(Interface dataset entries)
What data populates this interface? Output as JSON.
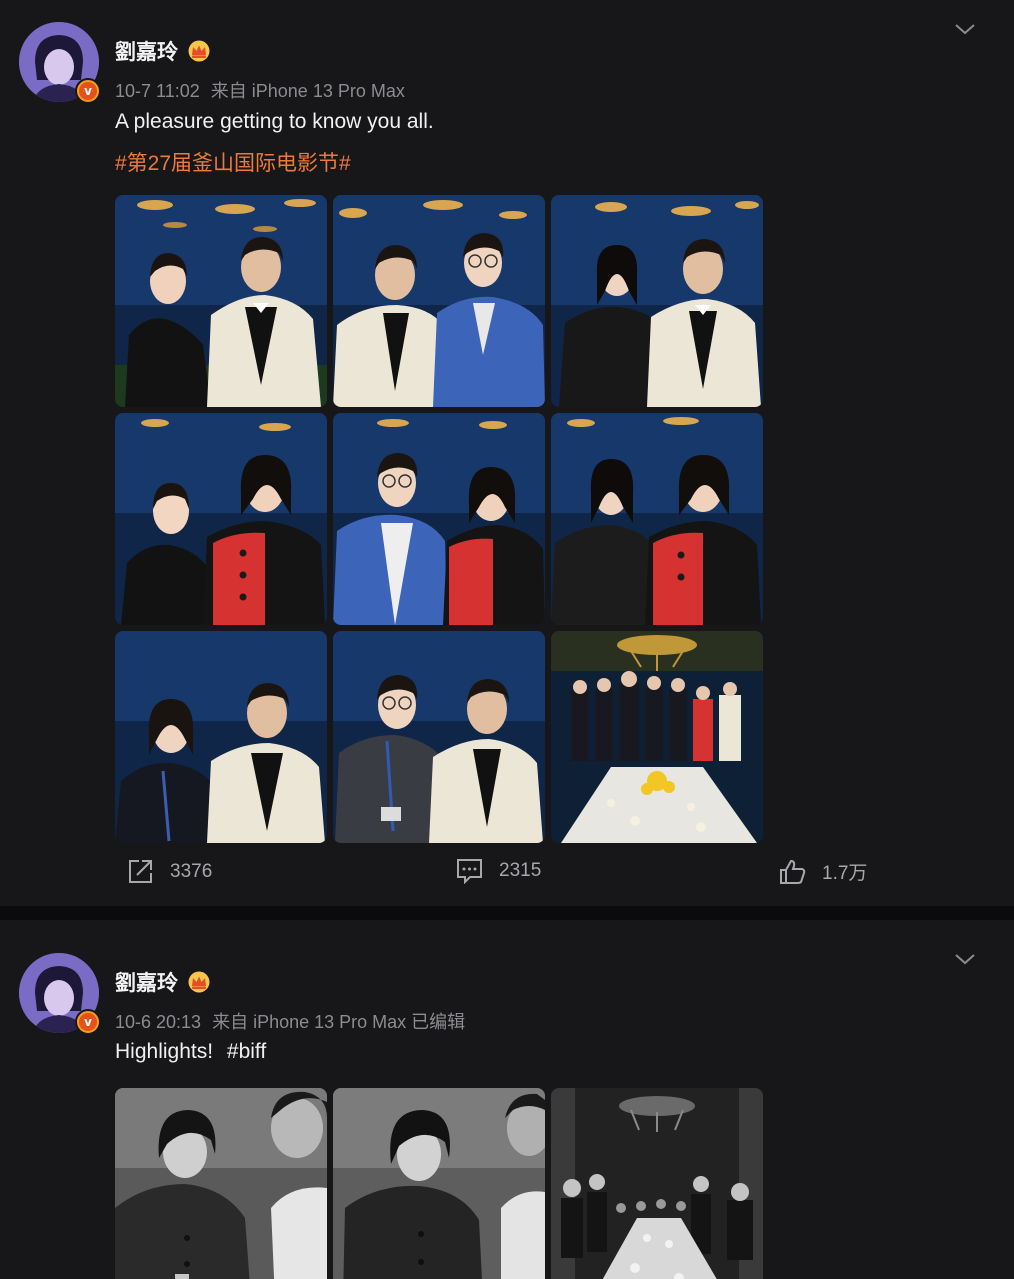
{
  "posts": [
    {
      "username": "劉嘉玲",
      "timestamp": "10-7 11:02",
      "source": "来自 iPhone 13 Pro Max",
      "text": "A pleasure getting to know you all.",
      "hashtag": "#第27届釜山国际电影节#",
      "reposts": "3376",
      "comments": "2315",
      "likes": "1.7万"
    },
    {
      "username": "劉嘉玲",
      "timestamp": "10-6 20:13",
      "source": "来自 iPhone 13 Pro Max 已编辑",
      "text": "Highlights!",
      "hashtag": "#biff"
    }
  ],
  "colors": {
    "background": "#0e0e10",
    "card": "#17171a",
    "hashtag": "#ec7a3c",
    "meta": "#8c8c90",
    "badge": "#f0a020"
  },
  "icons": [
    "chevron-down-icon",
    "crown-icon",
    "verified-badge-icon",
    "repost-icon",
    "comment-icon",
    "like-icon"
  ]
}
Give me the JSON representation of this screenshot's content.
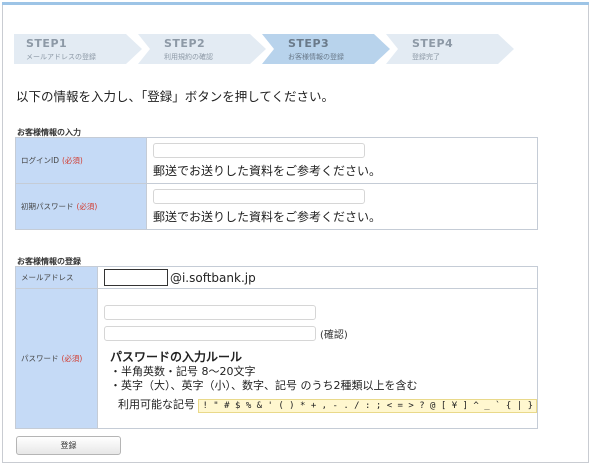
{
  "steps": [
    {
      "num": "STEP1",
      "desc": "メールアドレスの登録",
      "active": false
    },
    {
      "num": "STEP2",
      "desc": "利用規約の確認",
      "active": false
    },
    {
      "num": "STEP3",
      "desc": "お客様情報の登録",
      "active": true
    },
    {
      "num": "STEP4",
      "desc": "登録完了",
      "active": false
    }
  ],
  "intro": "以下の情報を入力し、「登録」ボタンを押してください。",
  "section1": {
    "title": "お客様情報の入力",
    "rows": [
      {
        "label": "ログインID",
        "required": "(必須)",
        "note": "郵送でお送りした資料をご参考ください。"
      },
      {
        "label": "初期パスワード",
        "required": "(必須)",
        "note": "郵送でお送りした資料をご参考ください。"
      }
    ]
  },
  "section2": {
    "title": "お客様情報の登録",
    "email": {
      "label": "メールアドレス",
      "domain": "@i.softbank.jp"
    },
    "password": {
      "label": "パスワード",
      "required": "(必須)",
      "confirm": "(確認)",
      "rule_title": "パスワードの入力ルール",
      "rule1": "・半角英数・記号 8～20文字",
      "rule2": "・英字（大）、英字（小）、数字、記号 のうち2種類以上を含む",
      "symbols_label": "利用可能な記号",
      "symbols": "! \" # $ % & ' ( ) * + , - . / : ; < = > ? @ [ ¥ ] ^ _ ` { | }"
    }
  },
  "submit_label": "登録",
  "colors": {
    "label_bg": "#c5daf6",
    "step_bg": "#e3ebf3",
    "step_active_bg": "#b8d3ec",
    "required": "#d23a2e",
    "symbols_bg": "#fff7cf"
  }
}
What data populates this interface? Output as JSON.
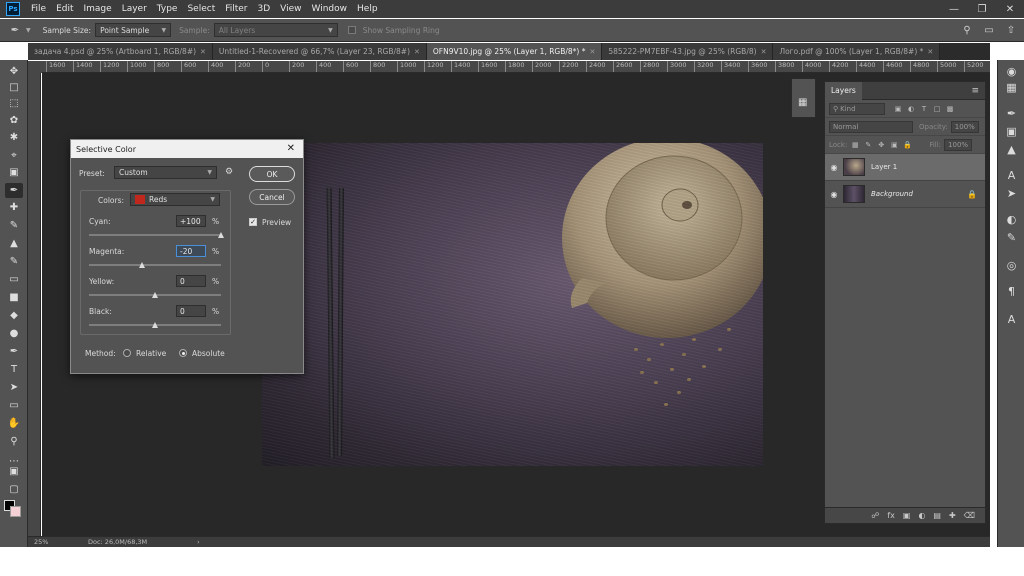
{
  "app": {
    "logo": "Ps"
  },
  "menu": [
    "File",
    "Edit",
    "Image",
    "Layer",
    "Type",
    "Select",
    "Filter",
    "3D",
    "View",
    "Window",
    "Help"
  ],
  "options": {
    "sample_size_label": "Sample Size:",
    "sample_size_value": "Point Sample",
    "sample_label": "Sample:",
    "sample_value": "All Layers",
    "sampling_ring_label": "Show Sampling Ring"
  },
  "tabs": [
    {
      "label": "задача 4.psd @ 25% (Artboard 1, RGB/8#)",
      "active": false
    },
    {
      "label": "Untitled-1-Recovered @ 66,7% (Layer 23, RGB/8#)",
      "active": false
    },
    {
      "label": "OFN9V10.jpg @ 25% (Layer 1, RGB/8*) *",
      "active": true
    },
    {
      "label": "585222-PM7EBF-43.jpg @ 25% (RGB/8)",
      "active": false
    },
    {
      "label": "Лого.pdf @ 100% (Layer 1, RGB/8#) *",
      "active": false
    }
  ],
  "ruler_ticks": [
    "1600",
    "1400",
    "1200",
    "1000",
    "800",
    "600",
    "400",
    "200",
    "0",
    "200",
    "400",
    "600",
    "800",
    "1000",
    "1200",
    "1400",
    "1600",
    "1800",
    "2000",
    "2200",
    "2400",
    "2600",
    "2800",
    "3000",
    "3200",
    "3400",
    "3600",
    "3800",
    "4000",
    "4200",
    "4400",
    "4600",
    "4800",
    "5000",
    "5200"
  ],
  "status": {
    "zoom": "25%",
    "doc": "Doc: 26,0M/68,3M"
  },
  "colors": {
    "foreground": "#000000",
    "background": "#f5d0d5",
    "reds_swatch": "#c0281e"
  },
  "layers_panel": {
    "tab": "Layers",
    "kind_placeholder": "Kind",
    "blend_mode": "Normal",
    "opacity_label": "Opacity:",
    "opacity_value": "100%",
    "lock_label": "Lock:",
    "fill_label": "Fill:",
    "fill_value": "100%",
    "layers": [
      {
        "name": "Layer 1",
        "selected": true
      },
      {
        "name": "Background",
        "selected": false
      }
    ]
  },
  "dialog": {
    "title": "Selective Color",
    "preset_label": "Preset:",
    "preset_value": "Custom",
    "ok": "OK",
    "cancel": "Cancel",
    "preview": "Preview",
    "colors_label": "Colors:",
    "colors_value": "Reds",
    "sliders": [
      {
        "label": "Cyan:",
        "value": "+100",
        "level": 100
      },
      {
        "label": "Magenta:",
        "value": "-20",
        "level": -20
      },
      {
        "label": "Yellow:",
        "value": "0",
        "level": 0
      },
      {
        "label": "Black:",
        "value": "0",
        "level": 0
      }
    ],
    "pct": "%",
    "method_label": "Method:",
    "method_relative": "Relative",
    "method_absolute": "Absolute"
  }
}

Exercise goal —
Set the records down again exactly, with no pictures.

Exercise answer —
What data populates this interface? Output as JSON.
{
  "posts": [
    {
      "username": "劉嘉玲",
      "timestamp": "10-7 11:02",
      "source": "来自 iPhone 13 Pro Max",
      "text": "A pleasure getting to know you all.",
      "hashtag": "#第27届釜山国际电影节#",
      "reposts": "3376",
      "comments": "2315",
      "likes": "1.7万"
    },
    {
      "username": "劉嘉玲",
      "timestamp": "10-6 20:13",
      "source": "来自 iPhone 13 Pro Max 已编辑",
      "text": "Highlights!",
      "hashtag": "#biff"
    }
  ],
  "colors": {
    "background": "#0e0e10",
    "card": "#17171a",
    "hashtag": "#ec7a3c",
    "meta": "#8c8c90",
    "badge": "#f0a020"
  },
  "icons": [
    "chevron-down-icon",
    "crown-icon",
    "verified-badge-icon",
    "repost-icon",
    "comment-icon",
    "like-icon"
  ]
}
Give me the JSON representation of this screenshot's content.
{
  "steps": [
    {
      "num": "STEP1",
      "desc": "メールアドレスの登録",
      "active": false
    },
    {
      "num": "STEP2",
      "desc": "利用規約の確認",
      "active": false
    },
    {
      "num": "STEP3",
      "desc": "お客様情報の登録",
      "active": true
    },
    {
      "num": "STEP4",
      "desc": "登録完了",
      "active": false
    }
  ],
  "intro": "以下の情報を入力し、「登録」ボタンを押してください。",
  "section1": {
    "title": "お客様情報の入力",
    "rows": [
      {
        "label": "ログインID",
        "required": "(必須)",
        "note": "郵送でお送りした資料をご参考ください。"
      },
      {
        "label": "初期パスワード",
        "required": "(必須)",
        "note": "郵送でお送りした資料をご参考ください。"
      }
    ]
  },
  "section2": {
    "title": "お客様情報の登録",
    "email": {
      "label": "メールアドレス",
      "domain": "@i.softbank.jp"
    },
    "password": {
      "label": "パスワード",
      "required": "(必須)",
      "confirm": "(確認)",
      "rule_title": "パスワードの入力ルール",
      "rule1": "・半角英数・記号 8～20文字",
      "rule2": "・英字（大）、英字（小）、数字、記号 のうち2種類以上を含む",
      "symbols_label": "利用可能な記号",
      "symbols": "! \" # $ % & ' ( ) * + , - . / : ; < = > ? @ [ ¥ ] ^ _ ` { | }"
    }
  },
  "submit_label": "登録",
  "colors": {
    "label_bg": "#c5daf6",
    "step_bg": "#e3ebf3",
    "step_active_bg": "#b8d3ec",
    "required": "#d23a2e",
    "symbols_bg": "#fff7cf"
  }
}
What data populates this interface? Output as JSON.
{
  "app": {
    "logo": "Ps"
  },
  "menu": [
    "File",
    "Edit",
    "Image",
    "Layer",
    "Type",
    "Select",
    "Filter",
    "3D",
    "View",
    "Window",
    "Help"
  ],
  "options": {
    "sample_size_label": "Sample Size:",
    "sample_size_value": "Point Sample",
    "sample_label": "Sample:",
    "sample_value": "All Layers",
    "sampling_ring_label": "Show Sampling Ring"
  },
  "tabs": [
    {
      "label": "задача 4.psd @ 25% (Artboard 1, RGB/8#)",
      "active": false
    },
    {
      "label": "Untitled-1-Recovered @ 66,7% (Layer 23, RGB/8#)",
      "active": false
    },
    {
      "label": "OFN9V10.jpg @ 25% (Layer 1, RGB/8*) *",
      "active": true
    },
    {
      "label": "585222-PM7EBF-43.jpg @ 25% (RGB/8)",
      "active": false
    },
    {
      "label": "Лого.pdf @ 100% (Layer 1, RGB/8#) *",
      "active": false
    }
  ],
  "ruler_ticks": [
    "1600",
    "1400",
    "1200",
    "1000",
    "800",
    "600",
    "400",
    "200",
    "0",
    "200",
    "400",
    "600",
    "800",
    "1000",
    "1200",
    "1400",
    "1600",
    "1800",
    "2000",
    "2200",
    "2400",
    "2600",
    "2800",
    "3000",
    "3200",
    "3400",
    "3600",
    "3800",
    "4000",
    "4200",
    "4400",
    "4600",
    "4800",
    "5000",
    "5200"
  ],
  "status": {
    "zoom": "25%",
    "doc": "Doc: 26,0M/68,3M"
  },
  "colors": {
    "foreground": "#000000",
    "background": "#f5d0d5",
    "reds_swatch": "#c0281e"
  },
  "layers_panel": {
    "tab": "Layers",
    "kind_placeholder": "Kind",
    "blend_mode": "Normal",
    "opacity_label": "Opacity:",
    "opacity_value": "100%",
    "lock_label": "Lock:",
    "fill_label": "Fill:",
    "fill_value": "100%",
    "layers": [
      {
        "name": "Layer 1",
        "selected": true
      },
      {
        "name": "Background",
        "selected": false
      }
    ]
  },
  "dialog": {
    "title": "Selective Color",
    "preset_label": "Preset:",
    "preset_value": "Custom",
    "ok": "OK",
    "cancel": "Cancel",
    "preview": "Preview",
    "colors_label": "Colors:",
    "colors_value": "Reds",
    "sliders": [
      {
        "label": "Cyan:",
        "value": "+100",
        "level": 100
      },
      {
        "label": "Magenta:",
        "value": "-20",
        "level": -20
      },
      {
        "label": "Yellow:",
        "value": "0",
        "level": 0
      },
      {
        "label": "Black:",
        "value": "0",
        "level": 0
      }
    ],
    "pct": "%",
    "method_label": "Method:",
    "method_relative": "Relative",
    "method_absolute": "Absolute"
  }
}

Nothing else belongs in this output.